The article reproduced below was originally written by Aida Askry, Ph.D. in September 2011.

Many years of research and studies have shown that metaphysical practices have both physical and metaphysical effects. Metaphysical sciences have played an important role in humanity and its progression during the many years of human life experience on planet earth. For as long as humans have been experiencing their environment, nature, and other beings, meditation has been of the most common metaphysical practices. In my understanding, the main goal of meditation is to make contact and communicate with the reality or the higher consciousness whom has a complete idea—a whole perception and knowledge—of the reality as a whole.

Perhaps the idea of meditation began from the early stages of human development in physical form through very basic questions out of curiosity: why, how, where, and what. Over time, Humans, as Thinking Beings, further developed this basic questions into a philosophical perspective that had a noticeable effect on their physical reality. This eventually created a faithful perception of their metaphysical beliefs. In order to understanding how meditation affects the physical and metaphysical reality, it is essential to first review and understand the philosophical anthropology of human beings and their understanding of themselves in their reality paradigms.

Studying the philosophy and phenomenology of the human personality in both West and East during past and present times facilitates understanding of the reasons why meditation was created. Furthermore, these studies help us to realize meditation's effects on human reality paradigms in both physical and metaphysical life experiences. The idea of reconnecting to nature and first source (Nirvana) in humans has been inspired mostly by Buddhism and its philosophy of human nature in eastern world.

One of Buddha’s main teachings is that human beings are unhappy because of confusions and illusions of reality; both being obstacles on their way to understanding their real identity, true selves, and potentials. From birth, human beings are taught the answers to their questions of who we are and what our potentials and limitations are. Buddha’s philosophy teaches us that these limitations are only created by humans through false beliefs and distractions. In this method of meditation, human’s thoughts and beliefs are subject to change through Self-realization and Enlightenment.

Another inspirational philosophy of the East in relation to meditation and creation of new understanding of true self and reality is the mystical philosophy of Rumi. Teachings and philosophy of Rumi, which is known as Sufism, has taught enormous spiritual lessons about the nature of human beings from the time before birth, the time of life experience, and final reunion to first source or God after death.  Rumi’s poems are about transformation, wholeness, and coaching the human spirit. His self-directed meditation techniques offer many ways to unlock the soul’s potential and walk a path of wholeness reality. Rumi states his human life experience in his book The Mathnawi of Jalalu'ddin Rumi this way:

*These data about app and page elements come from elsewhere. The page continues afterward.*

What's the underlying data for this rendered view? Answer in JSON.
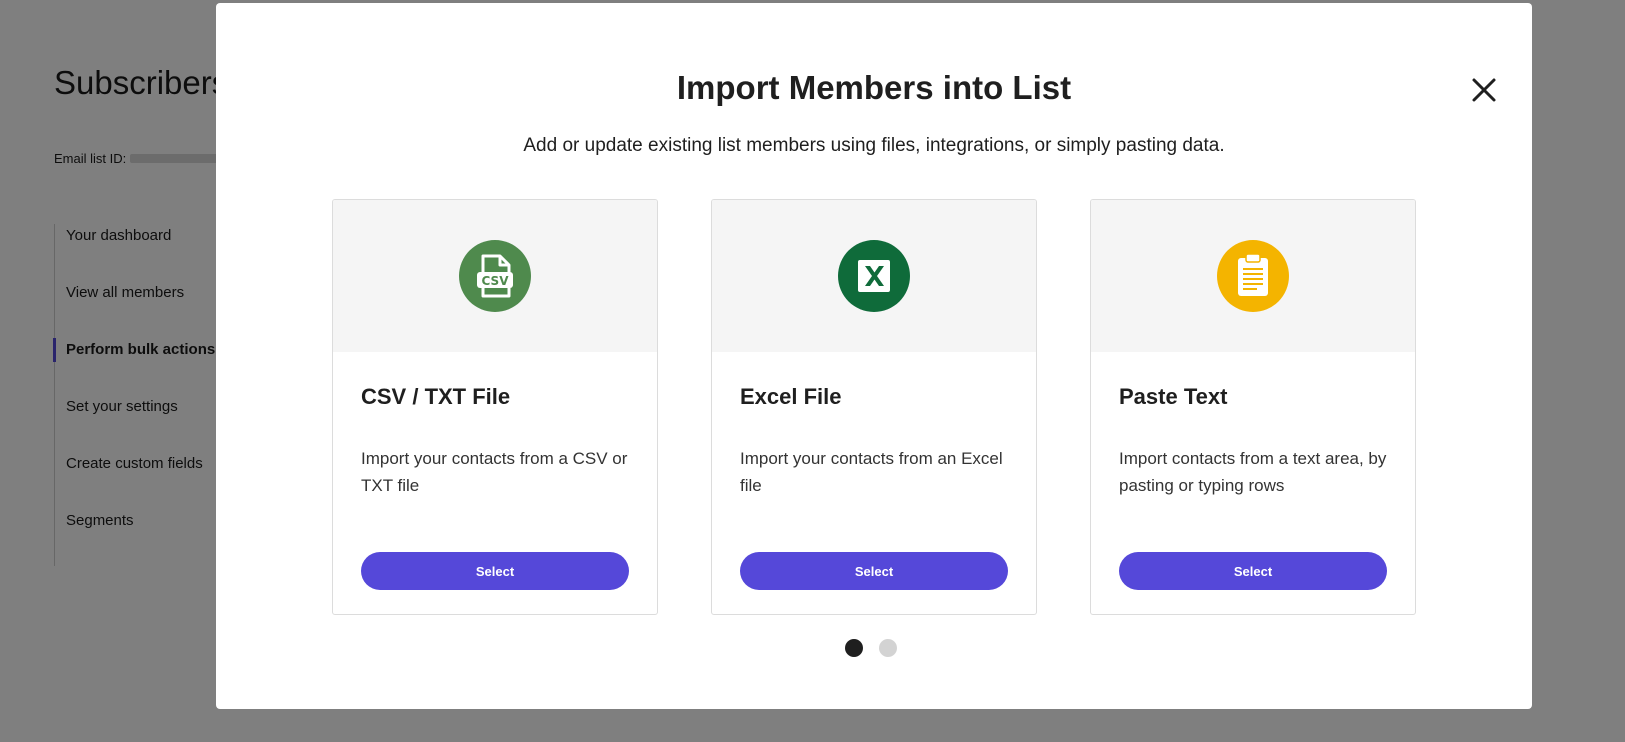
{
  "background": {
    "title": "Subscribers",
    "list_id_label": "Email list ID:",
    "nav": [
      {
        "label": "Your dashboard"
      },
      {
        "label": "View all members"
      },
      {
        "label": "Perform bulk actions"
      },
      {
        "label": "Set your settings"
      },
      {
        "label": "Create custom fields"
      },
      {
        "label": "Segments"
      }
    ],
    "active_nav": "Perform bulk actions"
  },
  "modal": {
    "title": "Import Members into List",
    "subtitle": "Add or update existing list members using files, integrations, or simply pasting data.",
    "close_icon": "close-icon",
    "cards": [
      {
        "icon": "csv-file-icon",
        "icon_color": "#4f8a4d",
        "title": "CSV / TXT File",
        "description": "Import your contacts from a CSV or TXT file",
        "button_label": "Select"
      },
      {
        "icon": "excel-file-icon",
        "icon_color": "#0f6b3a",
        "title": "Excel File",
        "description": "Import your contacts from an Excel file",
        "button_label": "Select"
      },
      {
        "icon": "clipboard-icon",
        "icon_color": "#f4b400",
        "title": "Paste Text",
        "description": "Import contacts from a text area, by pasting or typing rows",
        "button_label": "Select"
      }
    ],
    "pagination": {
      "current_page": 1,
      "total_pages": 2
    }
  },
  "colors": {
    "accent": "#5548d9",
    "overlay": "rgba(0,0,0,0.5)"
  }
}
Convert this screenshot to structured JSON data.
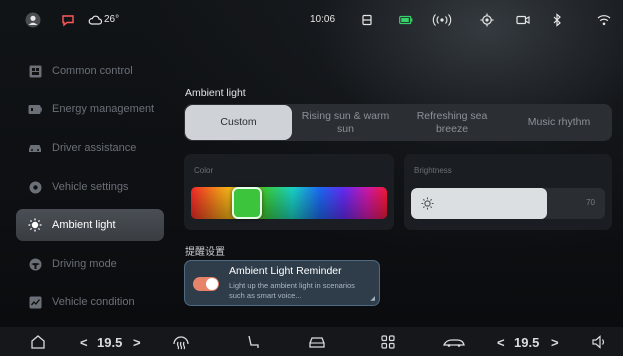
{
  "status_bar": {
    "temperature": "26°",
    "time": "10:06",
    "icons": [
      "avatar-icon",
      "message-icon",
      "cloud-icon",
      "seat-icon",
      "battery-icon",
      "radio-icon",
      "location-icon",
      "camera-icon",
      "bluetooth-icon",
      "wifi-icon"
    ]
  },
  "sidebar": {
    "items": [
      {
        "label": "Common control",
        "icon": "grid-icon"
      },
      {
        "label": "Energy management",
        "icon": "battery-icon"
      },
      {
        "label": "Driver assistance",
        "icon": "car-icon"
      },
      {
        "label": "Vehicle settings",
        "icon": "settings-icon"
      },
      {
        "label": "Ambient light",
        "icon": "light-icon",
        "active": true
      },
      {
        "label": "Driving mode",
        "icon": "steering-icon"
      },
      {
        "label": "Vehicle condition",
        "icon": "condition-icon"
      }
    ]
  },
  "main": {
    "section_title": "Ambient light",
    "tabs": [
      "Custom",
      "Rising sun & warm sun",
      "Refreshing sea breeze",
      "Music rhythm"
    ],
    "active_tab": "Custom",
    "color_label": "Color",
    "brightness_label": "Brightness",
    "brightness_value": "70",
    "brightness_level": 0.7,
    "reminder_section": "提醒设置",
    "reminder": {
      "title": "Ambient Light Reminder",
      "description": "Light up the ambient light in scenarios such as smart voice...",
      "enabled": true
    }
  },
  "bottom_bar": {
    "left_temp": "19.5",
    "right_temp": "19.5",
    "left_decrease": "<",
    "left_increase": ">",
    "right_decrease": "<",
    "right_increase": ">"
  },
  "colors": {
    "accent_toggle": "#e6836a",
    "active_nav": "#43484e",
    "selected_color": "#3cc53c"
  }
}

“I died as a mineral and became a plant,
I died as plant and rose to animal,
I died as animal and I was Man.
Why should I fear? When was I less by dying?
Yet once more I shall die as Man, to soar
With angels bless'd; but even from angelhood
I must pass on: all except God doth perish.
When I have sacrificed my angel-soul,
I shall become what no mind e'er conceived.
Oh, let me not exist! for Non-existence
Proclaims in organ tones,
To Him we shall return.”

On the other hand, in philosophical teachings of the West, the studies of Immanuel Kant and his philosophy have offered some remarkable fundamental principles of Metaphysics to the Western world. The most famous questions Kant brought to Western society are questions of who we are: Who is the whole man? Where are we coming from? Why are we here? Where are we going after death? What can we know? What ought we to do? What may we hope? These questions played a very important role in awareness and understanding of metaphysical life to the Western culture. Kant’s "I think" versus Descartes’ "I am a thing that thinks" awakened the attention of western society to discover infinite selfhood through Kantian Meditation.

Years later, the work of Kant was followed intelligently by Martin Buber, who had offered a new paradigm of reality for human nature and human environmental experience through his theory of an "I-Though" relationship as opposed to an "I-It" relationship of the human to his life experience. By understanding Martin Buber's meditation and philosophy of I, Thou, and the Infinite, Western societies became closer to a meditation of wholeness and reconnection to first source. This invisible bridge between Western and Eastern oneness meditation and understanding of the wholeness eventually connected the East and West, bringing them into one as humanity. This bigger picture of life, experienced by more people around the world through meditation, created a massive awareness of wholeness, changing the reality paradigm for both physical and metaphysical human life paths.

In today’s world, the separation of Eastern and Western metaphysical beliefs has been reduced by the influence of the idea of oneness, or unity in diversity. To build from this understanding, it is necessary for all human beings around the world to not only understand metaphysical and physical reality paradigms, but to practice this new reality of universal oneness. This can be done through metaphysical practices such as Meditation, which affects reality paradigms in both physical and metaphysical forms under positive circumstances to expand the human’s life experience as a whole.